Jean-François de Pontet had made a name for himself at the court in Versailles, where he had held the position of Grand Ecuyer (Master of the Horse) to Louis XV. Upon his return to Guyenne, he became Governor of the Médoc. In 1705, he purchased a few acres of land to the north of the village of Pauillac, which he turned into a vineyard. A few years later, he added several parcels in a place called Canet. As was the custom at the time, he added his own name to that of his land in order to give his estate a recognisable identity. A century later, Château Pontet-Canet was flourishing and became one of the select few to join the famous 1855 classification, which had been ordered by Napoleon III.

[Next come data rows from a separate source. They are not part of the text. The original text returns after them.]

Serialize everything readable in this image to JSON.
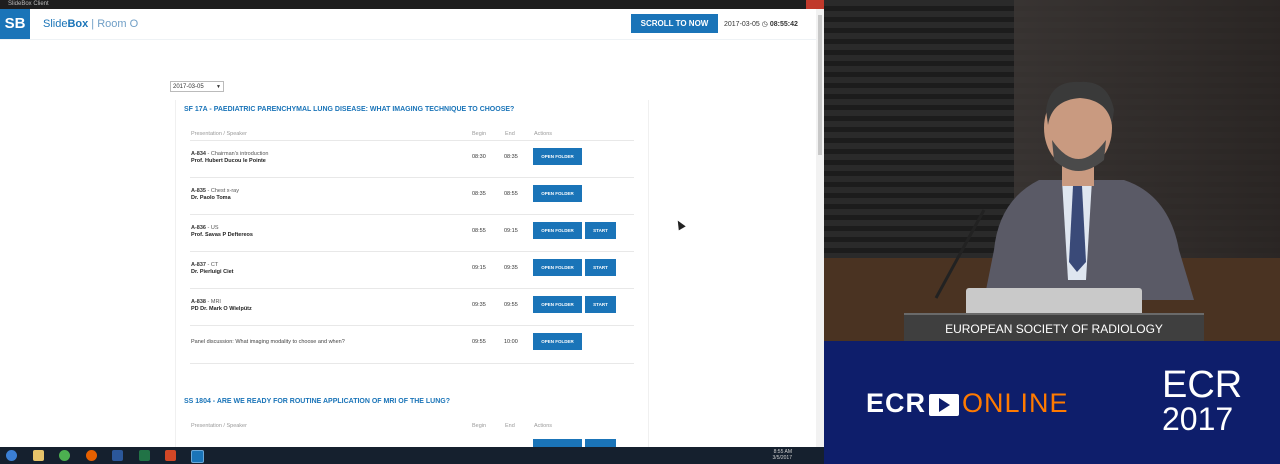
{
  "window": {
    "title": "SlideBox Client"
  },
  "app": {
    "logo": "SB",
    "brand_prefix": "Slide",
    "brand_bold": "Box",
    "room": " | Room O",
    "scroll_button": "SCROLL TO NOW",
    "date": "2017-03-05",
    "time": "08:55:42"
  },
  "date_select": {
    "value": "2017-03-05"
  },
  "sessions": [
    {
      "title": "SF 17A - PAEDIATRIC PARENCHYMAL LUNG DISEASE: WHAT IMAGING TECHNIQUE TO CHOOSE?",
      "headers": {
        "presentation": "Presentation / Speaker",
        "begin": "Begin",
        "end": "End",
        "actions": "Actions"
      },
      "rows": [
        {
          "code": "A-834",
          "topic": " - Chairman's introduction",
          "speaker": "Prof. Hubert Ducou le Pointe",
          "begin": "08:30",
          "end": "08:35",
          "open": "OPEN FOLDER",
          "start": ""
        },
        {
          "code": "A-835",
          "topic": " - Chest x-ray",
          "speaker": "Dr. Paolo Toma",
          "begin": "08:35",
          "end": "08:55",
          "open": "OPEN FOLDER",
          "start": ""
        },
        {
          "code": "A-836",
          "topic": " - US",
          "speaker": "Prof. Savas P Deftereos",
          "begin": "08:55",
          "end": "09:15",
          "open": "OPEN FOLDER",
          "start": "START"
        },
        {
          "code": "A-837",
          "topic": " - CT",
          "speaker": "Dr. Pierluigi Ciet",
          "begin": "09:15",
          "end": "09:35",
          "open": "OPEN FOLDER",
          "start": "START"
        },
        {
          "code": "A-838",
          "topic": " - MRI",
          "speaker": "PD Dr. Mark O Wielpütz",
          "begin": "09:35",
          "end": "09:55",
          "open": "OPEN FOLDER",
          "start": "START"
        },
        {
          "code": "",
          "topic": "Panel discussion: What imaging modality to choose and when?",
          "speaker": "",
          "begin": "09:55",
          "end": "10:00",
          "open": "OPEN FOLDER",
          "start": ""
        }
      ]
    },
    {
      "title": "SS 1804 - ARE WE READY FOR ROUTINE APPLICATION OF MRI OF THE LUNG?",
      "headers": {
        "presentation": "Presentation / Speaker",
        "begin": "Begin",
        "end": "End",
        "actions": "Actions"
      }
    }
  ],
  "taskbar": {
    "tray_time": "8:55 AM",
    "tray_date": "3/5/2017"
  },
  "video": {
    "podium_text": "EUROPEAN SOCIETY OF RADIOLOGY",
    "banner_ecr": "ECR",
    "banner_online": "ONLINE",
    "banner_logo_ecr": "ECR",
    "banner_logo_year": "2017"
  },
  "colors": {
    "accent": "#1a74b8",
    "banner": "#0e1e6b",
    "online_orange": "#ff7a00"
  }
}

In 1865, the estate changed hands for the first time and became the property of a wine merchant, Herman Cruse. The Cruse family kept the estate for 110 years, until 1975, when it was acquired by Guy Tesseron, a cognac merchant. Over the course of three centuries, Château Pontet-Canet has known only three owners, three families... A rarity indeed in the Médoc.